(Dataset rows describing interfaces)
*****

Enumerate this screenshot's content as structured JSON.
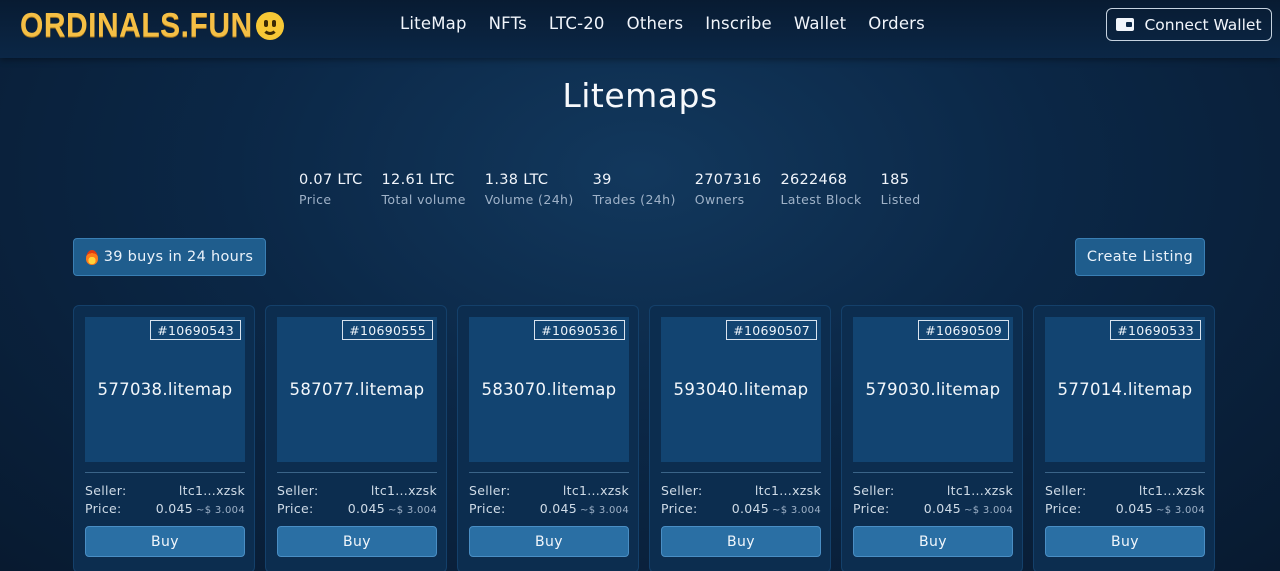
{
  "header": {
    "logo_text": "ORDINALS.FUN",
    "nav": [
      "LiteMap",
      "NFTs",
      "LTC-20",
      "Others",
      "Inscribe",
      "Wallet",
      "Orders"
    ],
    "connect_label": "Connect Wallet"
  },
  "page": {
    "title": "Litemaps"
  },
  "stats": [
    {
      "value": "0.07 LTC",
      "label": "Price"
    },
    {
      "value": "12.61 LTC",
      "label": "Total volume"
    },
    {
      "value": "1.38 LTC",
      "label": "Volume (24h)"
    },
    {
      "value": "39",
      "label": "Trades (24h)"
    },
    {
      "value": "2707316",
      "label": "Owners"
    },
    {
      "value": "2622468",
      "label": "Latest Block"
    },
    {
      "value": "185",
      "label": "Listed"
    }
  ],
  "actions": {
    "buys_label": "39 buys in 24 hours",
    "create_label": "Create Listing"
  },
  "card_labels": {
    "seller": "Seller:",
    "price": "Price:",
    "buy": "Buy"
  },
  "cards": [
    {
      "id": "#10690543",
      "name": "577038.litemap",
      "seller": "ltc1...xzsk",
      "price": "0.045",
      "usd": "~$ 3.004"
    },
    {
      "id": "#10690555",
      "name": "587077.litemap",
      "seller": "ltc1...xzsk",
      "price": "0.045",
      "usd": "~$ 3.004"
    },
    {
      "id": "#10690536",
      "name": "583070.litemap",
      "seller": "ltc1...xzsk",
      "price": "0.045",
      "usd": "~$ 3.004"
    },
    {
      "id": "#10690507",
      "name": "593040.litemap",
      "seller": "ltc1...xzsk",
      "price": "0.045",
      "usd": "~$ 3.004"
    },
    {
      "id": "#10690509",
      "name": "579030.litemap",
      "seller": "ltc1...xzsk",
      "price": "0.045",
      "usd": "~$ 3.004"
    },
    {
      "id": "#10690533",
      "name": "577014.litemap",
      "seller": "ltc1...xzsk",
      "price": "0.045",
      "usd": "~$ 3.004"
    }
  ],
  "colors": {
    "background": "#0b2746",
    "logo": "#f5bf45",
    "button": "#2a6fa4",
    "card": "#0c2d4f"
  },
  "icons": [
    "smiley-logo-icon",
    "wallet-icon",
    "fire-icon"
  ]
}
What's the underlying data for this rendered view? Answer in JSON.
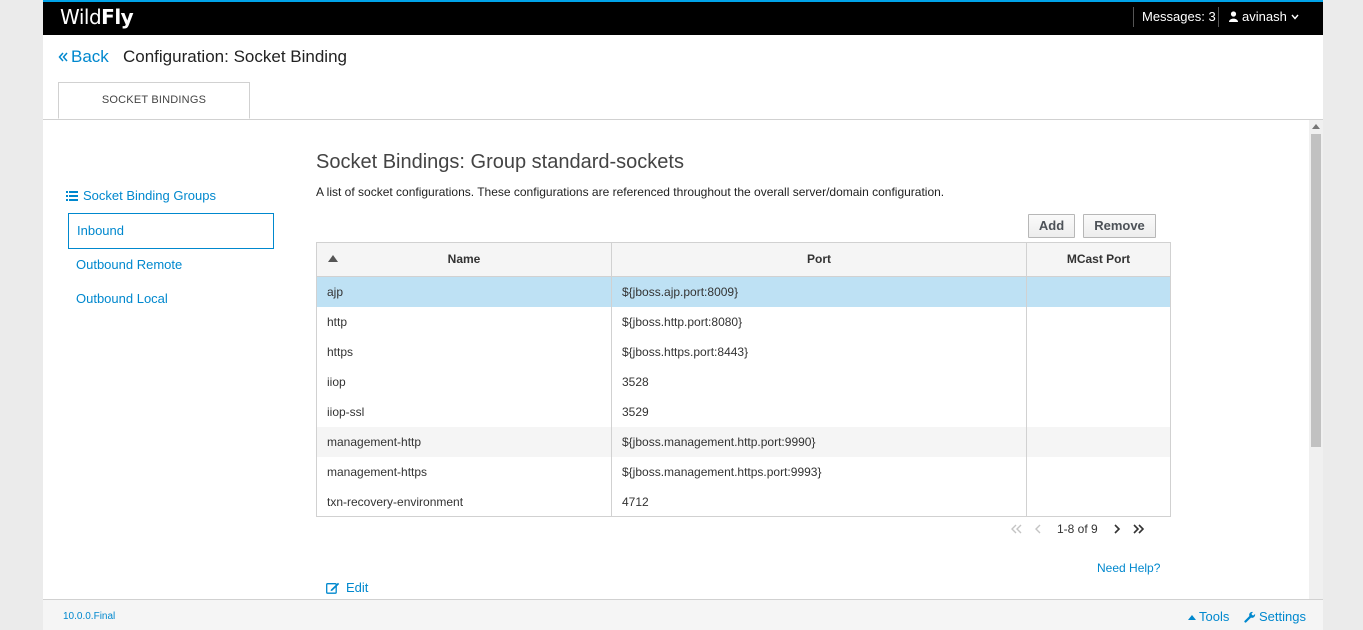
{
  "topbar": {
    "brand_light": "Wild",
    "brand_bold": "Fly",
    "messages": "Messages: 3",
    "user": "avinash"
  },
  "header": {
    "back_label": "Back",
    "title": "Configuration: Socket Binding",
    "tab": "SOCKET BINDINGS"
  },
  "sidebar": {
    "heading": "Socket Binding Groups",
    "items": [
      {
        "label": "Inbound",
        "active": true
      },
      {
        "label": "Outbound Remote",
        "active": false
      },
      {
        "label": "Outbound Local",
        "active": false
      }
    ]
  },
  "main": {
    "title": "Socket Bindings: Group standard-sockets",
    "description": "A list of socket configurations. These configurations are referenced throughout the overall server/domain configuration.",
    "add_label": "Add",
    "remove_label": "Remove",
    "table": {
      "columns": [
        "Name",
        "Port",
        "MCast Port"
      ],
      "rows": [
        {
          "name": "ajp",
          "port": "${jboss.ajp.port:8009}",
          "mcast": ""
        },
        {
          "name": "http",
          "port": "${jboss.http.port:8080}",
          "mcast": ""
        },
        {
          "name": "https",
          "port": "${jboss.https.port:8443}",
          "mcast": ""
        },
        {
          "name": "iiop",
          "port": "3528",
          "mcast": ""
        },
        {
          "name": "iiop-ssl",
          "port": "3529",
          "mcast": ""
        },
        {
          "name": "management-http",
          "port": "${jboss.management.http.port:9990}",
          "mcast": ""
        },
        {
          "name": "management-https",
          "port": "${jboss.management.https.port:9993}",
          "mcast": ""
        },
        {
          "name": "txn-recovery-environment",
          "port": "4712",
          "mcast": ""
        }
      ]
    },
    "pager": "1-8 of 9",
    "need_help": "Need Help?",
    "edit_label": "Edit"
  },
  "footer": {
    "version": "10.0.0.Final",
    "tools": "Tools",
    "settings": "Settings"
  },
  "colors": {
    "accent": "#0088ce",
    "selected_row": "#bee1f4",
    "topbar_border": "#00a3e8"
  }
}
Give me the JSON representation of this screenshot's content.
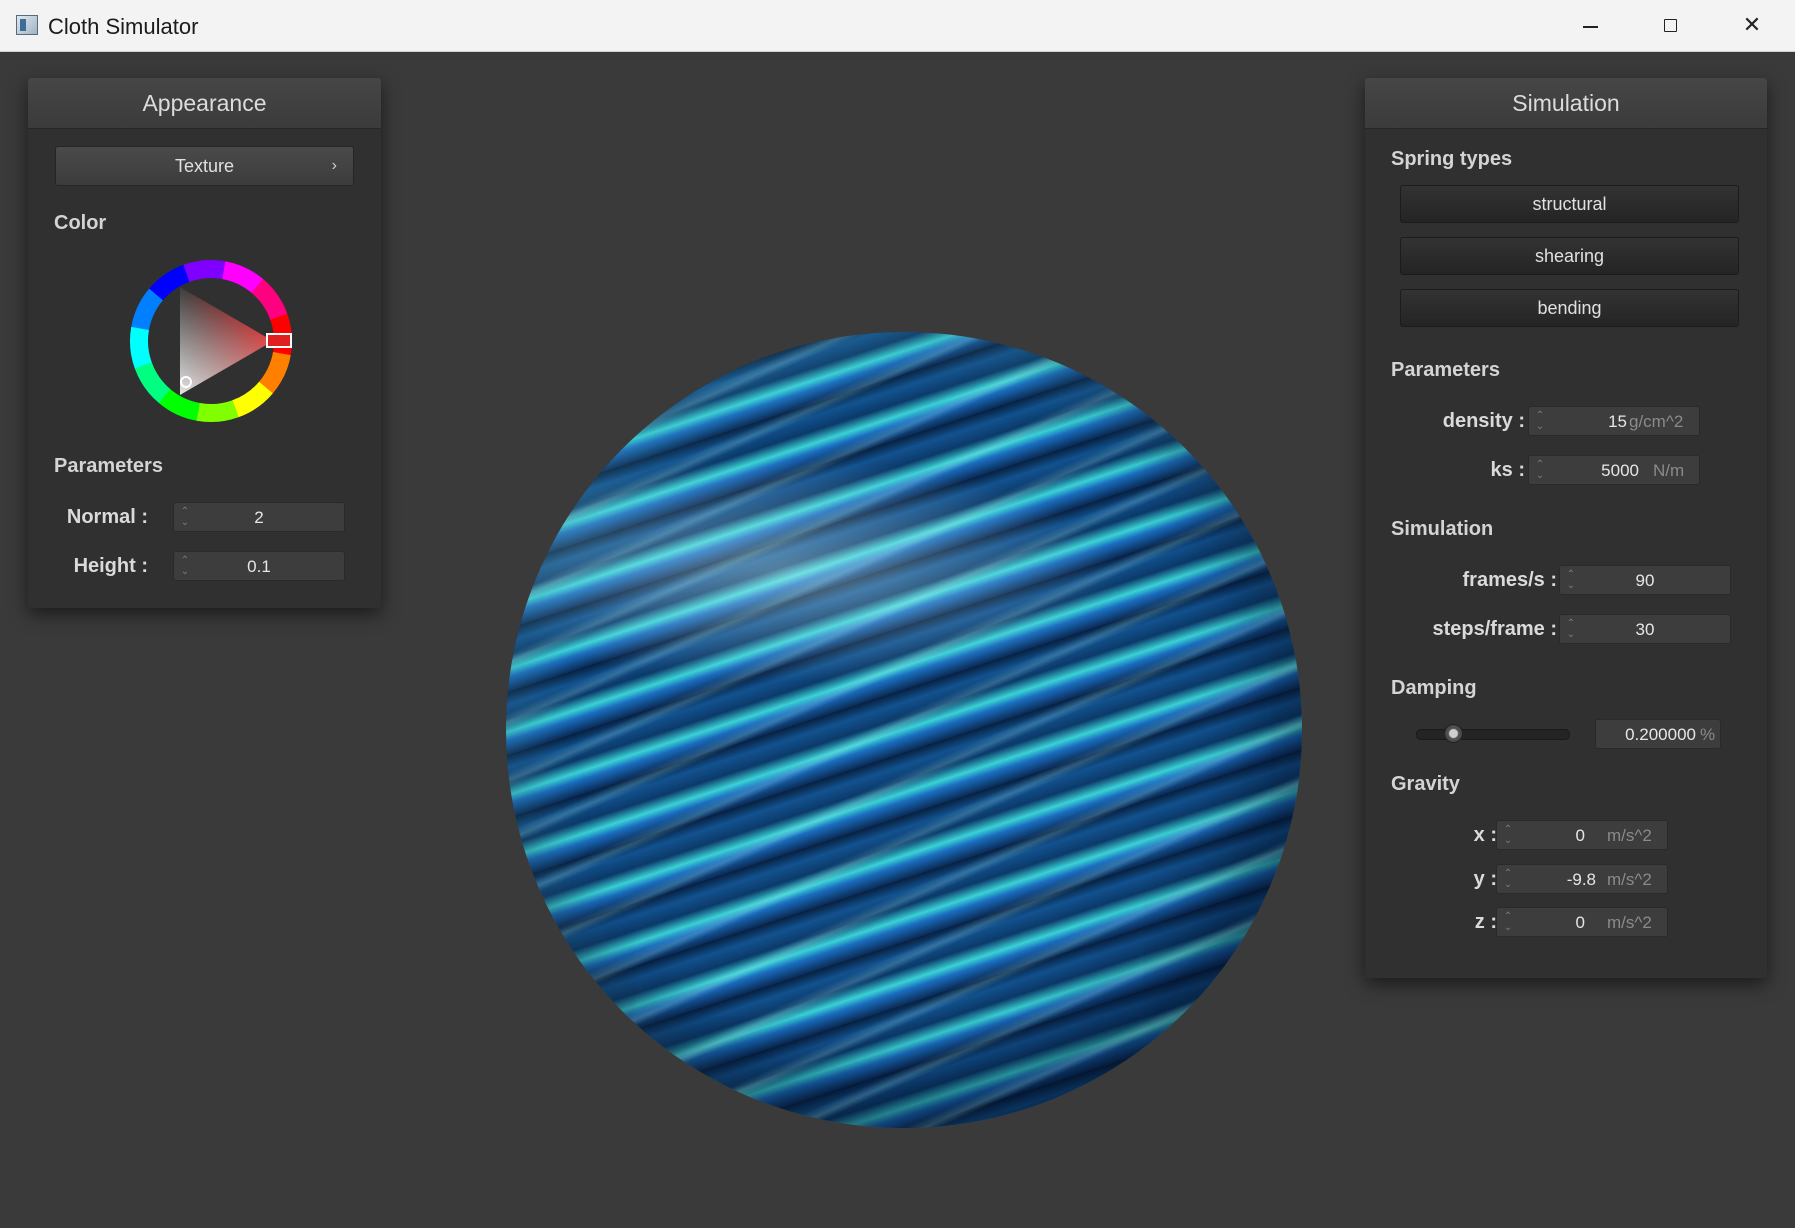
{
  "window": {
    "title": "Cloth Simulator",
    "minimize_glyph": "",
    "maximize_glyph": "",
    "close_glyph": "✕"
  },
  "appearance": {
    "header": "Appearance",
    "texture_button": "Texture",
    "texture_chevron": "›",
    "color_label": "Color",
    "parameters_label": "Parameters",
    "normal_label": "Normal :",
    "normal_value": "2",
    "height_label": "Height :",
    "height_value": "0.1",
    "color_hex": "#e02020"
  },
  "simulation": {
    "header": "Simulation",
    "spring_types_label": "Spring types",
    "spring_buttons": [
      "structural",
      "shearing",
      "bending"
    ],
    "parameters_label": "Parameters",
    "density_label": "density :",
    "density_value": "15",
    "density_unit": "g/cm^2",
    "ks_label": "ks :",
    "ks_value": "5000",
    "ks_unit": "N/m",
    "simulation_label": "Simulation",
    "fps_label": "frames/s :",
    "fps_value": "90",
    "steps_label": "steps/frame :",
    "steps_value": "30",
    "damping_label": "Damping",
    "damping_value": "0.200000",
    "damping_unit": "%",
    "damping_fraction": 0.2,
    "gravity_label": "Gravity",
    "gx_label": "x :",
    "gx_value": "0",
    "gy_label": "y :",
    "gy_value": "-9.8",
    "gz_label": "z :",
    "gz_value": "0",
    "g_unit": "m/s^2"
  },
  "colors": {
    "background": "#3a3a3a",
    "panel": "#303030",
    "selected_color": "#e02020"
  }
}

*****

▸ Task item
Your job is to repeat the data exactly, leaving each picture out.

▸ Answer for this exercise
Enumerate this screenshot's content as structured JSON.
{
  "header": {
    "logo_text": "ORDINALS.FUN",
    "nav": [
      "LiteMap",
      "NFTs",
      "LTC-20",
      "Others",
      "Inscribe",
      "Wallet",
      "Orders"
    ],
    "connect_label": "Connect Wallet"
  },
  "page": {
    "title": "Litemaps"
  },
  "stats": [
    {
      "value": "0.07 LTC",
      "label": "Price"
    },
    {
      "value": "12.61 LTC",
      "label": "Total volume"
    },
    {
      "value": "1.38 LTC",
      "label": "Volume (24h)"
    },
    {
      "value": "39",
      "label": "Trades (24h)"
    },
    {
      "value": "2707316",
      "label": "Owners"
    },
    {
      "value": "2622468",
      "label": "Latest Block"
    },
    {
      "value": "185",
      "label": "Listed"
    }
  ],
  "actions": {
    "buys_label": "39 buys in 24 hours",
    "create_label": "Create Listing"
  },
  "card_labels": {
    "seller": "Seller:",
    "price": "Price:",
    "buy": "Buy"
  },
  "cards": [
    {
      "id": "#10690543",
      "name": "577038.litemap",
      "seller": "ltc1...xzsk",
      "price": "0.045",
      "usd": "~$ 3.004"
    },
    {
      "id": "#10690555",
      "name": "587077.litemap",
      "seller": "ltc1...xzsk",
      "price": "0.045",
      "usd": "~$ 3.004"
    },
    {
      "id": "#10690536",
      "name": "583070.litemap",
      "seller": "ltc1...xzsk",
      "price": "0.045",
      "usd": "~$ 3.004"
    },
    {
      "id": "#10690507",
      "name": "593040.litemap",
      "seller": "ltc1...xzsk",
      "price": "0.045",
      "usd": "~$ 3.004"
    },
    {
      "id": "#10690509",
      "name": "579030.litemap",
      "seller": "ltc1...xzsk",
      "price": "0.045",
      "usd": "~$ 3.004"
    },
    {
      "id": "#10690533",
      "name": "577014.litemap",
      "seller": "ltc1...xzsk",
      "price": "0.045",
      "usd": "~$ 3.004"
    }
  ],
  "colors": {
    "background": "#0b2746",
    "logo": "#f5bf45",
    "button": "#2a6fa4",
    "card": "#0c2d4f"
  },
  "icons": [
    "smiley-logo-icon",
    "wallet-icon",
    "fire-icon"
  ]
}
What's the underlying data for this rendered view? Answer in JSON.
{
  "topbar": {
    "brand_light": "Wild",
    "brand_bold": "Fly",
    "messages": "Messages: 3",
    "user": "avinash"
  },
  "header": {
    "back_label": "Back",
    "title": "Configuration: Socket Binding",
    "tab": "SOCKET BINDINGS"
  },
  "sidebar": {
    "heading": "Socket Binding Groups",
    "items": [
      {
        "label": "Inbound",
        "active": true
      },
      {
        "label": "Outbound Remote",
        "active": false
      },
      {
        "label": "Outbound Local",
        "active": false
      }
    ]
  },
  "main": {
    "title": "Socket Bindings: Group standard-sockets",
    "description": "A list of socket configurations. These configurations are referenced throughout the overall server/domain configuration.",
    "add_label": "Add",
    "remove_label": "Remove",
    "table": {
      "columns": [
        "Name",
        "Port",
        "MCast Port"
      ],
      "rows": [
        {
          "name": "ajp",
          "port": "${jboss.ajp.port:8009}",
          "mcast": ""
        },
        {
          "name": "http",
          "port": "${jboss.http.port:8080}",
          "mcast": ""
        },
        {
          "name": "https",
          "port": "${jboss.https.port:8443}",
          "mcast": ""
        },
        {
          "name": "iiop",
          "port": "3528",
          "mcast": ""
        },
        {
          "name": "iiop-ssl",
          "port": "3529",
          "mcast": ""
        },
        {
          "name": "management-http",
          "port": "${jboss.management.http.port:9990}",
          "mcast": ""
        },
        {
          "name": "management-https",
          "port": "${jboss.management.https.port:9993}",
          "mcast": ""
        },
        {
          "name": "txn-recovery-environment",
          "port": "4712",
          "mcast": ""
        }
      ]
    },
    "pager": "1-8 of 9",
    "need_help": "Need Help?",
    "edit_label": "Edit"
  },
  "footer": {
    "version": "10.0.0.Final",
    "tools": "Tools",
    "settings": "Settings"
  },
  "colors": {
    "accent": "#0088ce",
    "selected_row": "#bee1f4",
    "topbar_border": "#00a3e8"
  }
}
Give me the JSON representation of this screenshot's content.
{
  "window": {
    "title": "Cloth Simulator",
    "minimize_glyph": "",
    "maximize_glyph": "",
    "close_glyph": "✕"
  },
  "appearance": {
    "header": "Appearance",
    "texture_button": "Texture",
    "texture_chevron": "›",
    "color_label": "Color",
    "parameters_label": "Parameters",
    "normal_label": "Normal :",
    "normal_value": "2",
    "height_label": "Height :",
    "height_value": "0.1",
    "color_hex": "#e02020"
  },
  "simulation": {
    "header": "Simulation",
    "spring_types_label": "Spring types",
    "spring_buttons": [
      "structural",
      "shearing",
      "bending"
    ],
    "parameters_label": "Parameters",
    "density_label": "density :",
    "density_value": "15",
    "density_unit": "g/cm^2",
    "ks_label": "ks :",
    "ks_value": "5000",
    "ks_unit": "N/m",
    "simulation_label": "Simulation",
    "fps_label": "frames/s :",
    "fps_value": "90",
    "steps_label": "steps/frame :",
    "steps_value": "30",
    "damping_label": "Damping",
    "damping_value": "0.200000",
    "damping_unit": "%",
    "damping_fraction": 0.2,
    "gravity_label": "Gravity",
    "gx_label": "x :",
    "gx_value": "0",
    "gy_label": "y :",
    "gy_value": "-9.8",
    "gz_label": "z :",
    "gz_value": "0",
    "g_unit": "m/s^2"
  },
  "colors": {
    "background": "#3a3a3a",
    "panel": "#303030",
    "selected_color": "#e02020"
  }
}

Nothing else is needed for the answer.